Last year, the CDC report showed a decline in teen vaping, but this year, that decline is no longer evident.

One in five high school students use some form of tobacco, and new e-cigarette products appear to be enticing millions of young people.

The CDC's annual National Youth Tobacco Survey finds that overall usage is down since 2011.

However, 3.6 million middle and high school students report smoking or chewing some form of tobacco.

E-cigarettes are the most popular form of tobacco among teenagers.

Last year, the CDC report showed a decline in teen vaping, but this year, that decline is no longer evident.

E-cigarette usage appears to have leveled off, and experts say new products that have hit the market may be to blame.

Brian King of the CDC's office on smoking and health said, "Within the past year we've seen an increase reports of youth use of a USB-shaped e-cigarette called Juul, which is increasingly popular. So it's likely that this lack of change that we've seen in the past year is a result of these new e-cigarette products. So we really need to remain diligent in terms of monitoring the patterns in future years to come."

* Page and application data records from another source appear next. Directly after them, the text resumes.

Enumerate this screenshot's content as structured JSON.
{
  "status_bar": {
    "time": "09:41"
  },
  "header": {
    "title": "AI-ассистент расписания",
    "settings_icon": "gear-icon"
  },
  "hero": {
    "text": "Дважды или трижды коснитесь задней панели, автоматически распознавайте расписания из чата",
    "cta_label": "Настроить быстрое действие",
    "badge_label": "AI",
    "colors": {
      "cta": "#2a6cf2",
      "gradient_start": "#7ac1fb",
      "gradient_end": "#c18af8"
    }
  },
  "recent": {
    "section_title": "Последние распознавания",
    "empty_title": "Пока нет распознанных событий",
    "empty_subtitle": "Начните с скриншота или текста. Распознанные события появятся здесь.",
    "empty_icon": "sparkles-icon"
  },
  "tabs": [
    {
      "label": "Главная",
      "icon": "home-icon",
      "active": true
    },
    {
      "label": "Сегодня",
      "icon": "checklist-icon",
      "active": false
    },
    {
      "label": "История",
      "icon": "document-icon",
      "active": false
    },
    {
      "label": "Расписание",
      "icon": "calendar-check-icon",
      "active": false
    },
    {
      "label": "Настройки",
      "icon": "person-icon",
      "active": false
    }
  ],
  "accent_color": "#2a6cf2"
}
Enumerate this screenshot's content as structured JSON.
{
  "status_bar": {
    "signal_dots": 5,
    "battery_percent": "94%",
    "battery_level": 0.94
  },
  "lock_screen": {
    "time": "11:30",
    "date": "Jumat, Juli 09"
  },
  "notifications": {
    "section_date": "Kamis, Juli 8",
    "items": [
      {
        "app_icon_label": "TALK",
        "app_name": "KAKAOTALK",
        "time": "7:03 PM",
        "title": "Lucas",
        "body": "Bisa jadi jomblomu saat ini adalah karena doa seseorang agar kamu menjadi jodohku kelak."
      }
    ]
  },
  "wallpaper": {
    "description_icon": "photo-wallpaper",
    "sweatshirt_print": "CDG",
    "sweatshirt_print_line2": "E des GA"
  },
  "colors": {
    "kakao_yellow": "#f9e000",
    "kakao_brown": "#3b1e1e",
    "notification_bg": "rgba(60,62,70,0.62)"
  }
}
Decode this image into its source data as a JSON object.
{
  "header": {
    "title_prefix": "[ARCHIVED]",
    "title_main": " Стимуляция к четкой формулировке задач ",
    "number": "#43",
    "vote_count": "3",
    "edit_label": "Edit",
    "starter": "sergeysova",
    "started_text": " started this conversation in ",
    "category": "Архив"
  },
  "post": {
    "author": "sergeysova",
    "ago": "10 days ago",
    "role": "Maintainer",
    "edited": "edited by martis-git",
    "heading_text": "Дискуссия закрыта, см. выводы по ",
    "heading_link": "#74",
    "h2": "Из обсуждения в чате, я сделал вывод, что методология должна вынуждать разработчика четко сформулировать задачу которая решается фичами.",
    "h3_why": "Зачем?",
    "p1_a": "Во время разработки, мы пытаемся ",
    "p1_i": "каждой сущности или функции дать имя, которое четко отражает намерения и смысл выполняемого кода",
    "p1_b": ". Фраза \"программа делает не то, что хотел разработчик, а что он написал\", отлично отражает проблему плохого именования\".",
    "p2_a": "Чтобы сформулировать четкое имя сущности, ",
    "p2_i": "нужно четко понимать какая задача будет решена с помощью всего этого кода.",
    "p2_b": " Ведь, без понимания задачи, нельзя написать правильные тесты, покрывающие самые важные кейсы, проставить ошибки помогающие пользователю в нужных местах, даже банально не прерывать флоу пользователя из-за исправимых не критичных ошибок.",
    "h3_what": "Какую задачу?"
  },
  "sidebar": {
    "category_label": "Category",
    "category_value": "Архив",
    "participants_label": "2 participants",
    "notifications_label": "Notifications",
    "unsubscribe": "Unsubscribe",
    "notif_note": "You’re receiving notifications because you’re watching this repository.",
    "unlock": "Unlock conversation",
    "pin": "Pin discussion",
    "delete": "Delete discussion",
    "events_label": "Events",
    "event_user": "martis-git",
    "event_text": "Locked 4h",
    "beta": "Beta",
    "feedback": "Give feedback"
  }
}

Juul labs has taken steps to deter usage of its products among kids and teens.